And every man whose spirit receiveth not the light is under condemnation.
For man is spirit.
The glory of God is intelligence, or in other words, light and truth.
Light and truth forsake that evil one (Doctrine and Covenants 93:31-33, 36,37).
That is a sober principle, but also a beautiful and uplifting one. For it frees us to realise our own power – the power of agency; the thing that makes us like unto God (Genesis 3:5,6; Moses 5:11). The point of all this is actually a verse that I read – one I’ve read countless times before, but this time a phrase snagged my curiosity. It’s from chapter 7 of Moroni (in the Book of Mormon), where Moroni has included his father Mormon’s writings on conscience, or the light of Christ. First, he explains what the light of Christ is – a way to judge between right and wrong; a way that everyone is given, and one so clear it can’t be mistaken – as distinct as night and day. After explaining this, Mormon says:
And now…, seeing that ye know the light by which ye may judge, see that ye do not judge wrongfully; for with that same judgement which ye judge ye shall also be judged (Moroni 7:18).

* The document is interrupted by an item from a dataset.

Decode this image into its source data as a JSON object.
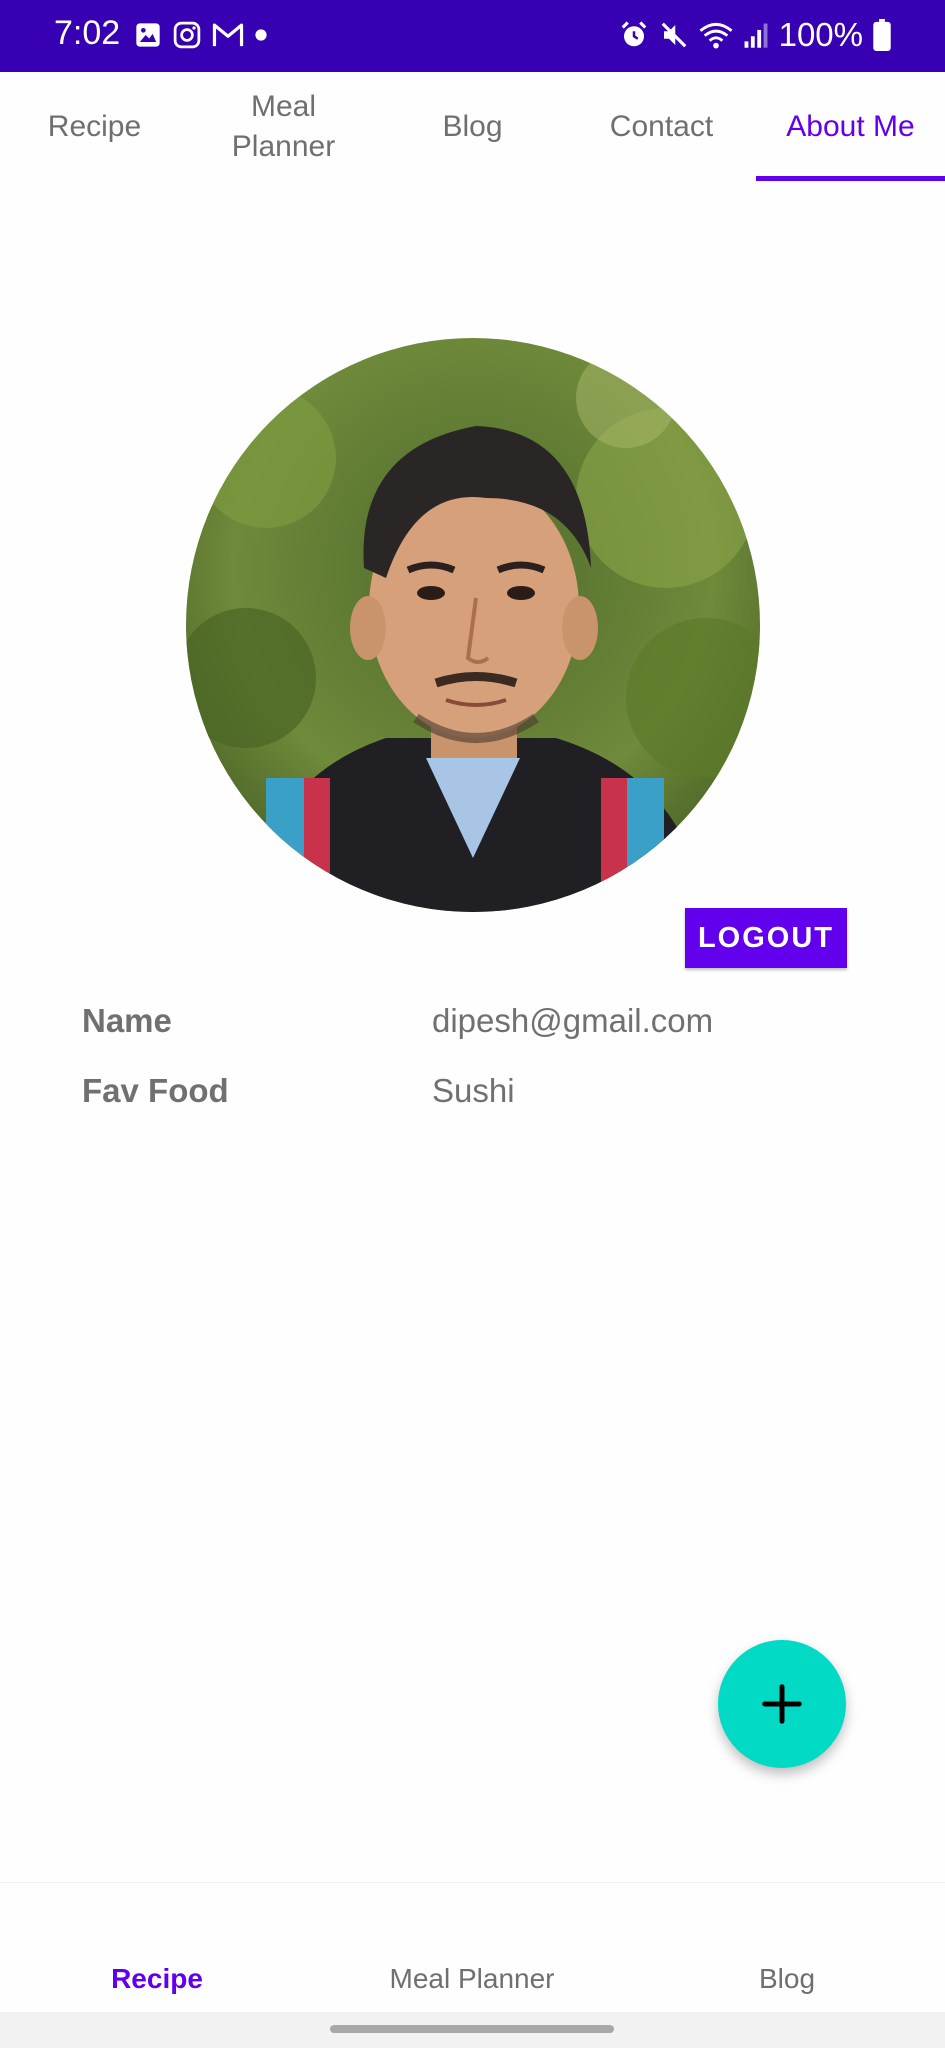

Now, there’s a similar verse in the Bible (Luke 6:37), which speaks of us being judged according to the judgement we use for others. But this treatise is about judging circumstances – making decisions about what we will do, and about whether something is good or evil. Mormon cautions his listeners against calling good, evil and evil, good – and this could include people’s actions – but it’s not really talking about people specifically. So how can we be judged with the same judgement we use in our daily decisions? Is God going to say, “well, you judged this occasion wrongly, so now you’ll be judged wrongly”? Doesn’t quite seem right, does it? Looking at it more closely brought me to this:
Judgement is “the ability to make considered decisions or come to sensible conclusions” (Oxford Dictionary); it also means the “decision of a law court or judge” (ibid.). So a judgement is an ability, a process, and a conclusion. We ‘judge’ something (the verb) when we make a decision regarding its validity, worth or goodness, and act accordingly. A judgement (noun) is also the outcome of a process of judging – the decision, or consequence (a ruling), based on one’s actions. The judgement with which we’ll be judged, after death and resurrection, will be in the noun sense of the word: our consequence will be the reward (or punishment) we receive. And it will be according to the way we have judged (verb sense) in this life. How? Because we are each given a conscience – the light of Christ – that shows us how to judge correctly. That conscience will judge us, both finally and throughout our lives. Those who seek in the light of Christ (Moroni 7:19) will learn to judge righteously, developing faith, which leads to growth (7:25). Those who judge after the manner of the devil (7:11-17 – including judging evil as good and good as evil) will receive that same judgement at the end (i.e. a reward that follows the path they’ve begun). We receive the consequence of our response to the light. That’s how we get the same judgement with which we have judged in this life.
Nephi and Alma go a little further with this principle, stating that those who receive truth (light) will continue to be given it until they have a complete understanding, while those who reject it will receive less and less, and eventually they’ll lose everything they once knew – until they have no faith and no light left in them (2 Nephi 28:30; Alma 12:10-11). It really is a clear choice, like Mormon teaches; two distinct paths. Conscience, then, is one of the most vital things we possess. If followed and cherished, it will lead us to increased wisdom, truth, virtue, light and mercy (D&C 88:40). If ignored, we will become ever more drawn to deception, hate, vice, and “unforgiving domination” (Madsen, 1978). “At its most illumined,” says Madsen, “it becomes the will of the god within us, and the god of the will to become”.